A unit increment of one degree Rankine is precisely 1.8 times smaller in magnitude than one kelvin; thus, to convert a specific temperature on the Kelvin scale to the Rankine scale, K 1.8 = R, and to convert from a temperature on the Rankine scale to the Kelvin scale, R / 1.8 = K. Consequently, absolute zero is "0" for both scales, but the melting point of water ice (0 C and 273.15 K) is 491.67 R.

To convert temperature intervals (a span or difference between two temperatures), one uses the same formulas from the preceding paragraph; for instance, a range of 5 kelvins is precisely equal to a range of 9 degrees Rankine.

For 65 years, between 1954 and the 2019 redefinition of the SI base units, a temperature interval of one kelvin was defined as .mw-parser-output .sfracwhite-space:nowrap.mw-parser-output .sfrac.tion,.mw-parser-output .sfrac .tiondisplay:inline-block;vertical-align:-0.5em;font-size:85%;text-align:center.mw-parser-output .sfrac .num,.mw-parser-output .sfrac .dendisplay:block;line-height:1em;margin:0 0.1em.mw-parser-output .sfrac .denborder-top:1px solid.mw-parser-output .sr-onlyborder:0;clip:rect(0,0,0,0);height:1px;margin:-1px;overflow:hidden;padding:0;position:absolute;width:1px1/273.16 the difference between the triple point of water and absolute zero. The 1954 resolution by the International Bureau of Weights and Measures (known by the French-language acronym BIPM), plus later resolutions and publications, defined the triple point of water as precisely 273.16 K and acknowledged that it was "common practice" to accept that due to previous conventions (namely, that 0 C had long been defined as the melting point of water and that the triple point of water had long been experimentally determined to be indistinguishably close to 0.01 C), the difference between the Celsius scale and Kelvin scale is accepted as 273.15 kelvins; which is to say, 0 C equals 273.15 kelvins.[6] The net effect of this as well as later resolutions was twofold: 1) they defined absolute zero as precisely 0 K, and 2) they defined that the triple point of special isotopically controlled water called Vienna Standard Mean Ocean Water was precisely 273.16 K and 0.01 C. One effect of the aforementioned resolutions was that the melting point of water, while very close to 273.15 K and 0 C, was not a defining value and was subject to refinement with more precise measurements.

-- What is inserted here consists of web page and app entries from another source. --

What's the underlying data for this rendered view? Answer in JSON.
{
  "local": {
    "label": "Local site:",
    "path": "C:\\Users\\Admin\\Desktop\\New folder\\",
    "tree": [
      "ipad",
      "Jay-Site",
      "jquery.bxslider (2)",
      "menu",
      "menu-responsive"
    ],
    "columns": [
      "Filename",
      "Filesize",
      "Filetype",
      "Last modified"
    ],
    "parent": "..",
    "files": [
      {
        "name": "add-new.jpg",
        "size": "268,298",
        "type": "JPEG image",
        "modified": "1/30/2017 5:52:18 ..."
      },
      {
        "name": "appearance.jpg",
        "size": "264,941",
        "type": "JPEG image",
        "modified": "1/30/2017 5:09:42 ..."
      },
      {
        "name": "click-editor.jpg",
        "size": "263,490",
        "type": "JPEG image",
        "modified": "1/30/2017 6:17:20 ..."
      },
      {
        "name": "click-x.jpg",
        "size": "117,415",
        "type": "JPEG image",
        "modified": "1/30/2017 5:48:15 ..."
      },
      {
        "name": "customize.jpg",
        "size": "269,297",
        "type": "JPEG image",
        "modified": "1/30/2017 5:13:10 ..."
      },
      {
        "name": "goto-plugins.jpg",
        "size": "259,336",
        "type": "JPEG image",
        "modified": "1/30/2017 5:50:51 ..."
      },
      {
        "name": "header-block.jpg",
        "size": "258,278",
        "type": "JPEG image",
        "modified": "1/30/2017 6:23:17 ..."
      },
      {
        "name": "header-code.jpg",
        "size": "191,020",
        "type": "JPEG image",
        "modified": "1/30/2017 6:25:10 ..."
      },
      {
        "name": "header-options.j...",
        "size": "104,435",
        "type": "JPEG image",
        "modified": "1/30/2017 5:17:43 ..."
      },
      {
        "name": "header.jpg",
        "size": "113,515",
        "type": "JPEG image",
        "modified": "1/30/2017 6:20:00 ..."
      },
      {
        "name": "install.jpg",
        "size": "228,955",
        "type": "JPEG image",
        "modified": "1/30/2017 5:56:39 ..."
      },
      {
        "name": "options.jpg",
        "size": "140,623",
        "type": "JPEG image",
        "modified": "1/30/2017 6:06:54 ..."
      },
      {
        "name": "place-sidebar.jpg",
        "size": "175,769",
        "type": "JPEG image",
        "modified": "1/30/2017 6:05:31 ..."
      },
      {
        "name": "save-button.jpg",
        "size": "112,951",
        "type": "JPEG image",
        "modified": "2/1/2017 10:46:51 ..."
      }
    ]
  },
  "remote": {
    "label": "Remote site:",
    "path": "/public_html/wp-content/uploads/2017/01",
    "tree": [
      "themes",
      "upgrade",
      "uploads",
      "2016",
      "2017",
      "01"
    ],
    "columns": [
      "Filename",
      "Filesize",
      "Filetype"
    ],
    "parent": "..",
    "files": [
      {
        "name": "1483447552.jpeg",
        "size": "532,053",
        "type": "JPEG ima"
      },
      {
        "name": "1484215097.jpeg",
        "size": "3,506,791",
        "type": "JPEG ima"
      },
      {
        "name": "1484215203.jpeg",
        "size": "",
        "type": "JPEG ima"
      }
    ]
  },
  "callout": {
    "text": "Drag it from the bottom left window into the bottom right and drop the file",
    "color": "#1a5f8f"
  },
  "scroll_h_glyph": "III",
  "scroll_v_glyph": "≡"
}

Though the kinetic energy borne exclusively in the three translational degrees of freedom comprise the thermodynamic temperature of a substance, molecules, as can be seen in Fig. 3, can have other degrees of freedom, all of which fall under three categories: bond length, bond angle, and rotational. All three additional categories are not necessarily available to all molecules, and even for molecules that can experience all three, some can be "frozen out" below a certain temperature. Nonetheless, all those degrees of freedom that are available to the molecules under a particular set of conditions contribute to the specific heat capacity of a substance; which is to say, they increase the amount of heat (kinetic energy) required to raise a given amount of the substance by one kelvin or one degree Celsius. 041b061a72